In addition, the government is planning to use carbon capture and storage (CCS) for thermal power generation, including coal-fired power generation, beyond 2030. For the captured CO2 that cannot be stored in Japan, the Ministry of Economy, Trade and Industry (METI) is planning to export to Southeast Asian countries.
In the course of discussions at the Strategic Energy Plan council, a surprising scenario was presented in which more than 200 million tonnes of CO2 would be exported every year. This export plan itself is not included in the adopted Plans, but it is included in the agenda of the "Asia CCUS Network", launched by METI in June 2021. Such a plan to hold Asian developing countries accountable for emissions from developed countries needs to be stopped.
What is needed at the same time as the strategy revision, is to identify and promptly introduce the necessary measures and systems to realize Japan's pledge of 46-50% reduction by 2030.
One of the most important tasks is to implement measures to realize the "principle of giving top priority to renewable energy.” First of all, the regulatory and institutional reforms identified by the Cabinet Office's Task Force on Comprehensive Review of Regulations for Renewable Energy must be implemented promptly to accelerate the introduction of renewable energy, including offshore wind power.
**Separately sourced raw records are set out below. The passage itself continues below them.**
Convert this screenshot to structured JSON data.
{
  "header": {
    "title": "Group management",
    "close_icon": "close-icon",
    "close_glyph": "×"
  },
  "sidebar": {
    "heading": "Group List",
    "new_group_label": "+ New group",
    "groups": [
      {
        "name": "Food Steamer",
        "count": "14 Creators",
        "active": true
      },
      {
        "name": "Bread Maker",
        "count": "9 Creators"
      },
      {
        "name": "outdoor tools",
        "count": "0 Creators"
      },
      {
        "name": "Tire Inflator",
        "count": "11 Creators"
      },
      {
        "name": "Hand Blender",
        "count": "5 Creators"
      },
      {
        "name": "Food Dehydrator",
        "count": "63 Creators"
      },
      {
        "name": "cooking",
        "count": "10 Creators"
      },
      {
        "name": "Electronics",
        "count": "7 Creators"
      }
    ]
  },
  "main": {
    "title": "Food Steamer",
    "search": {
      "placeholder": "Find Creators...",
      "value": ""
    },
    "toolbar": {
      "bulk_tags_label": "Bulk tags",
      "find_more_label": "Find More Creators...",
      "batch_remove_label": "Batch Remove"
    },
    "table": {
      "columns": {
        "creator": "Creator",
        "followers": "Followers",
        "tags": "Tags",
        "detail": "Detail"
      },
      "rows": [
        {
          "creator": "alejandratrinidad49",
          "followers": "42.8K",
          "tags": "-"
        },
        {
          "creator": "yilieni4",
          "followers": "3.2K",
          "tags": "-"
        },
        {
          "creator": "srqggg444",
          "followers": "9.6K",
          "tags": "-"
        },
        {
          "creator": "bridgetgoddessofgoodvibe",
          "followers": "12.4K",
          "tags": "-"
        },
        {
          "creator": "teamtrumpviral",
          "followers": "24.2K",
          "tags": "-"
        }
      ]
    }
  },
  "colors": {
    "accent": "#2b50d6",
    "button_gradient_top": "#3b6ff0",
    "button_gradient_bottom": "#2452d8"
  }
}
We must also accelerate power system reforms to change a system that favors existing power sources such as coal-fired and nuclear power, and to eliminate obstacles that prevent renewable energy sources from accessing the power grid.
The second measure is the introduction of carbon pricing, which has been an issue for many years, in order to decarbonize the industrial sector, including the steel and other heavy chemical industries. If such a system is introduced, companies will better take into account the amount of CO2 emissions resulting from their manufacturing processes, the energy they choose to use, and their investment decisions. This is an essential basic rule for corporate activities to realize a decarbonized society.
Non-state actors will also play an important role in achieving the 2030 reduction target. Membership numbers of the Japan Climate Initiative (JCI), a network of non-state actors in Japan aiming to achieve the 1.5°C target, have increased sixfold to more than 670 in the three years since it was established in 2018. The commitment to Race to Zero is growing rapidly among pioneering corporations and municipalities, which number over 40 organizations to date. More than 60 large Japanese companies are participating in RE100, and these companies are using Power Purchase Agreements (PPA) to create additional renewable energy sources that actually contribute to CO2 reduction.
Local governments across the country are increasingly setting targets to reduce their emissions by 50% by 2030. They have also started to introduce concrete measures to achieve the target. The Tokyo Metropolitan Government has announced its intention to introduce an obligation to install solar power generation in new-housings, with a similar proposal postponed by the national government.
Over the past year, there has also been a rapid increase in the number of youth groups in Japan calling for bold climate measures.
As shown by these developments, there are definitely voices in Japanese society calling for stronger climate measures, and the power to realize these measures is growing.
What the government needs to do now is to listen to the voices of a wide range of non-state actors who are taking pioneering measures on their own, rather than those of a few with vested interests. In order to fulfill our responsibility to avoid a climate crisis, and to ensure sustainable development and enable international competitiveness of the Japanese economy at the same time in a rapidly decarbonizing world, we strongly urge the introduction of policies that leads to halving our emissions by 2030.